WHAT YOU WILL DO: List each line of the data that holds the string "Information".

THE DATA:
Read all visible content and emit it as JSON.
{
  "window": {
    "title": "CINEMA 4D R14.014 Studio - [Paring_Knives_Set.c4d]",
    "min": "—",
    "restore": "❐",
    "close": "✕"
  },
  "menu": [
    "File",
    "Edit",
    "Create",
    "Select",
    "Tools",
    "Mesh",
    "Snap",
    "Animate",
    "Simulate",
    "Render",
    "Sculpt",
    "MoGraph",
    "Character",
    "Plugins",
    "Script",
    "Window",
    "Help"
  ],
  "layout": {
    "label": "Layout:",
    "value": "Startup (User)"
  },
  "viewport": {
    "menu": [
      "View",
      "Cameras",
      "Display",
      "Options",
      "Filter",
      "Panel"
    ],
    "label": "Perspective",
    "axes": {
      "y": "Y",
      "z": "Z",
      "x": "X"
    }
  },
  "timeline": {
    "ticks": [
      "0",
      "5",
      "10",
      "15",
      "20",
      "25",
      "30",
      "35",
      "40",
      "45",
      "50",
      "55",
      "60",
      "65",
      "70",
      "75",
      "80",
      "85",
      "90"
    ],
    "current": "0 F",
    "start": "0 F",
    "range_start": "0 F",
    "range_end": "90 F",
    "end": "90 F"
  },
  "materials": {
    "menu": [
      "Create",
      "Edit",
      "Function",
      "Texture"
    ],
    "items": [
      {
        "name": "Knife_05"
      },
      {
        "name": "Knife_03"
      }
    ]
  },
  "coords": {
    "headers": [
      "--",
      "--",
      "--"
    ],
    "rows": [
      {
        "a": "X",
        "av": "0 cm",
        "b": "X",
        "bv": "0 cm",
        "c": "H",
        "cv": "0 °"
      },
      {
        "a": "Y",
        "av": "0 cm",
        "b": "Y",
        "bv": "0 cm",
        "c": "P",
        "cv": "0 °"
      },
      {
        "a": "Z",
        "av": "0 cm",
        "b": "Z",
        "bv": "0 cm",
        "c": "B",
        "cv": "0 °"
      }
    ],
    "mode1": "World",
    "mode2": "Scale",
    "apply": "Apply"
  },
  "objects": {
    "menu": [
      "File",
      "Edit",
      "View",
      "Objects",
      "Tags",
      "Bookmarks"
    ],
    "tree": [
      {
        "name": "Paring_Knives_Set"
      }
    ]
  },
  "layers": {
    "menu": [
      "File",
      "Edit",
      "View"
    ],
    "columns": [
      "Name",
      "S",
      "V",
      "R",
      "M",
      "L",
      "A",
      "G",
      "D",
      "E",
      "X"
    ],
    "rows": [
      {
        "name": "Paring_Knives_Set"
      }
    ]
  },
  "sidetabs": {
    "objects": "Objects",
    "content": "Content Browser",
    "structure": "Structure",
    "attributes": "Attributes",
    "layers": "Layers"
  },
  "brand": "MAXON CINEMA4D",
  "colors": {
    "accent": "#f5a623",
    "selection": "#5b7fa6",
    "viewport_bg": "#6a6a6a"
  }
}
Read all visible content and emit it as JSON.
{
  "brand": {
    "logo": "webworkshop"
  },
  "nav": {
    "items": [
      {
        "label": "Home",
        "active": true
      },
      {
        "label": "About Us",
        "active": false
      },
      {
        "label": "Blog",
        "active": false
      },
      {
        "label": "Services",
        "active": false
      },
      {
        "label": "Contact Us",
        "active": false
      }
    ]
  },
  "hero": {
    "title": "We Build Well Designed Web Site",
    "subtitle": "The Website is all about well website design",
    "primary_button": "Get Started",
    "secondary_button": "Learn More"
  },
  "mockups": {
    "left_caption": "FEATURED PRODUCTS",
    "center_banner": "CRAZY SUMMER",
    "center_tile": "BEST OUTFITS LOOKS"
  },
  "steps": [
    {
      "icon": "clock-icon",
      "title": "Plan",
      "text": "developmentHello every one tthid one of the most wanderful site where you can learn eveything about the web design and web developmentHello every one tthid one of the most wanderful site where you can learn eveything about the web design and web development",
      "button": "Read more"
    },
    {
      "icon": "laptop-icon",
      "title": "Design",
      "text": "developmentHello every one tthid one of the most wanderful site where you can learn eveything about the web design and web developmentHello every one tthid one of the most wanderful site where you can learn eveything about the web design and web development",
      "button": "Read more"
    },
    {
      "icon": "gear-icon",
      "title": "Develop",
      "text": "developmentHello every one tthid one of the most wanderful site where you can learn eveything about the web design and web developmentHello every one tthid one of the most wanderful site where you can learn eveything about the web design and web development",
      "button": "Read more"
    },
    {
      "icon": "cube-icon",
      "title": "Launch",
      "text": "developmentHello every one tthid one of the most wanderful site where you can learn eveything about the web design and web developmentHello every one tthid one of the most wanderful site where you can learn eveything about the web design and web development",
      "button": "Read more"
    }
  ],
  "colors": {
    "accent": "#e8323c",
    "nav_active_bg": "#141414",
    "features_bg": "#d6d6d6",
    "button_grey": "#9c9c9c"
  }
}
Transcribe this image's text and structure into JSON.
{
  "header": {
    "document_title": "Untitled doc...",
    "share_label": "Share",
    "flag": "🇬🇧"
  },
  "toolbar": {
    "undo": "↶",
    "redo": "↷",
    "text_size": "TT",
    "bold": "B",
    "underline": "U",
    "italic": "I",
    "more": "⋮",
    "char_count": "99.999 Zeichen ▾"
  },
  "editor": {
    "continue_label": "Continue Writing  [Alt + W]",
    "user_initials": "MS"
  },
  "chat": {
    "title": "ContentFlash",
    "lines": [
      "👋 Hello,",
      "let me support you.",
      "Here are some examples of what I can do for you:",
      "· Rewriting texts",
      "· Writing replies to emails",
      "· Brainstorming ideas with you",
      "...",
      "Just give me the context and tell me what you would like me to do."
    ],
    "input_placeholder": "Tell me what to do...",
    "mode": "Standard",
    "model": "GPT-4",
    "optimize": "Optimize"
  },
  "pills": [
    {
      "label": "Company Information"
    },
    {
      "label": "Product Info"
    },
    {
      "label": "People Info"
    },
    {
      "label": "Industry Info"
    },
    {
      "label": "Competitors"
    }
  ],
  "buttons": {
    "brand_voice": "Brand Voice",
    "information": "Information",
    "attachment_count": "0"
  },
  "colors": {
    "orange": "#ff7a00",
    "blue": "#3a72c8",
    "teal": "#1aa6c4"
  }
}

ANSWER SPACE:
      "label": "Company Information"
    "information": "Information",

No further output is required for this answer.